• [Exercise directions]: Every line in the records below with the string "OneDrive" needs to be copied out.

Records from a data source
--- START ---
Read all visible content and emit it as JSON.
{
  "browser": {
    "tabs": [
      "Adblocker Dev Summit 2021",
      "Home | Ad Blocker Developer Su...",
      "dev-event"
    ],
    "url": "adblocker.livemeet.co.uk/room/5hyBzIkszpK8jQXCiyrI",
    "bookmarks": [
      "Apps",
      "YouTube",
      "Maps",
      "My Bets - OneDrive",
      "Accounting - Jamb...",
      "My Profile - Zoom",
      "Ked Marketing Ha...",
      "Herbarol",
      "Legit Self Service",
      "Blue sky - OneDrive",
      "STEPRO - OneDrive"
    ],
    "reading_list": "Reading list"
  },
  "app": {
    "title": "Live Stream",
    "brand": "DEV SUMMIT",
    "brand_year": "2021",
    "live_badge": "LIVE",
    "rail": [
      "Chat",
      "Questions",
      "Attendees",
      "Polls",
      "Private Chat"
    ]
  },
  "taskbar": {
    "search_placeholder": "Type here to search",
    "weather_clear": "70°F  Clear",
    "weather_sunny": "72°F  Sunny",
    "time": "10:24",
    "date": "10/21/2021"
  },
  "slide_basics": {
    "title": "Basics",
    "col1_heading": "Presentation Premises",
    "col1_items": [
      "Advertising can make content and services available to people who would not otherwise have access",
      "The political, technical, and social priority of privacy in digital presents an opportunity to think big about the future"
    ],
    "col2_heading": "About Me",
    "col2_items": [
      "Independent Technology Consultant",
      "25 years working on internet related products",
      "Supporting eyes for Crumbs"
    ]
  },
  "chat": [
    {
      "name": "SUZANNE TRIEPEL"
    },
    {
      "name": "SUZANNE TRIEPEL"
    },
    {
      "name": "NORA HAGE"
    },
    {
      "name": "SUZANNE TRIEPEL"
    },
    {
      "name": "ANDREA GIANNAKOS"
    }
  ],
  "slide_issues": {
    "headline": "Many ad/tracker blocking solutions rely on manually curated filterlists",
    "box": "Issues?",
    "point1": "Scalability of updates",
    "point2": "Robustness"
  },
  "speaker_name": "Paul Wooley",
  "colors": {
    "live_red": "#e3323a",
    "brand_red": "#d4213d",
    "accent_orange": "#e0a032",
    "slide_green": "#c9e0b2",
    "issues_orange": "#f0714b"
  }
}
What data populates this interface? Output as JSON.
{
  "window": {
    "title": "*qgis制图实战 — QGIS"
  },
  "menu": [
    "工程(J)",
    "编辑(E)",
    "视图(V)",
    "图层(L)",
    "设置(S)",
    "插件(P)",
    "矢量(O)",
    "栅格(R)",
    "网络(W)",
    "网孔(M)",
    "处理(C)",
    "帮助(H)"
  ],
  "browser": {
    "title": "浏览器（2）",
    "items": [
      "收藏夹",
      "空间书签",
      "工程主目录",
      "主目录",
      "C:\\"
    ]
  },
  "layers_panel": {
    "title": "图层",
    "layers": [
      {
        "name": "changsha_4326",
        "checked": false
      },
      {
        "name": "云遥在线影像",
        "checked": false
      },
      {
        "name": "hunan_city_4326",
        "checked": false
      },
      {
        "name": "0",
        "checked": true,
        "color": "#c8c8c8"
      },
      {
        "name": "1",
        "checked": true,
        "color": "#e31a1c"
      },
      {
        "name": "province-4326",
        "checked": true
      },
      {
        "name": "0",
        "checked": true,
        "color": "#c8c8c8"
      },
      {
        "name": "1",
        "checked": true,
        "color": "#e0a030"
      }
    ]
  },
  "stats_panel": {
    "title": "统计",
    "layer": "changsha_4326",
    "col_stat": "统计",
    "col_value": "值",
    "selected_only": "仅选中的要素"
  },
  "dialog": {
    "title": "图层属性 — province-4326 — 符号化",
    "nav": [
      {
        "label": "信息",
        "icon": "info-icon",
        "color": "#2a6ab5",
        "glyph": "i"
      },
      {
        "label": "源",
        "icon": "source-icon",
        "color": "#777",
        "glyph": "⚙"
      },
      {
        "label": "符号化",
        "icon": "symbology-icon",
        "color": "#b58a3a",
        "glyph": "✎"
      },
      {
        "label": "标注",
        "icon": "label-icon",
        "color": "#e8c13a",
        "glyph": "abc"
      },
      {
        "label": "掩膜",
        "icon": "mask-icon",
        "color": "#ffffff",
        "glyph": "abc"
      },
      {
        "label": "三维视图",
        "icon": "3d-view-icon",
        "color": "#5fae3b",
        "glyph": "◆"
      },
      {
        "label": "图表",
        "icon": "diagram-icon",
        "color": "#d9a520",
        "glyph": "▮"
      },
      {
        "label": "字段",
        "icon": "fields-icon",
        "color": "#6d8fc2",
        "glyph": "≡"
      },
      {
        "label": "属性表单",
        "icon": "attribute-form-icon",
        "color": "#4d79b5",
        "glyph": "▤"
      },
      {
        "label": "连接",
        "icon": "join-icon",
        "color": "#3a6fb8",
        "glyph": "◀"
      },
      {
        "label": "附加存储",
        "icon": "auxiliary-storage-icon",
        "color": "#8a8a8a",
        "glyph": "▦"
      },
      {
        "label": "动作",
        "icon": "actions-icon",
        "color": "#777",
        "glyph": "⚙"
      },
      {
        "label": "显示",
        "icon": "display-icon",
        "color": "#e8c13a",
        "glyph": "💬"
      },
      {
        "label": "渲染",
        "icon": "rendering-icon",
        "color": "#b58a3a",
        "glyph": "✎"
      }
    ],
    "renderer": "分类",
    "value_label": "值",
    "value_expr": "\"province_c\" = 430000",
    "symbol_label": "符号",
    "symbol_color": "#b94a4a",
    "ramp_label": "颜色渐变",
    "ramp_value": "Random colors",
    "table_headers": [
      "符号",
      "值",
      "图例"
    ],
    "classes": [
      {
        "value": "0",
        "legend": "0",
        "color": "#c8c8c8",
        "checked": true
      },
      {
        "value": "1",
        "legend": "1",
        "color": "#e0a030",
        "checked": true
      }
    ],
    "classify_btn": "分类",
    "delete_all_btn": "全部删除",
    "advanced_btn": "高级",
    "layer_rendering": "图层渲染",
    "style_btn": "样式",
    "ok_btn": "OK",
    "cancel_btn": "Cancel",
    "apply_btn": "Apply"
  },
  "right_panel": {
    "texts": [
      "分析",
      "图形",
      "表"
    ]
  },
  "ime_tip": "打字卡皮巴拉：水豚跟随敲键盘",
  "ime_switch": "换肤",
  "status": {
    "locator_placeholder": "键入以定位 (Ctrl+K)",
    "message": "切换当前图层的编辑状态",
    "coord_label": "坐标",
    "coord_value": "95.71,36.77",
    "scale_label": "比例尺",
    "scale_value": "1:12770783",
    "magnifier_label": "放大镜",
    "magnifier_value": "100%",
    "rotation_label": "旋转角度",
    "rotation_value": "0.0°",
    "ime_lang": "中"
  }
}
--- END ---
• [Answer to the problem]:
      "My Bets - OneDrive",
      "Blue sky - OneDrive",
      "STEPRO - OneDrive"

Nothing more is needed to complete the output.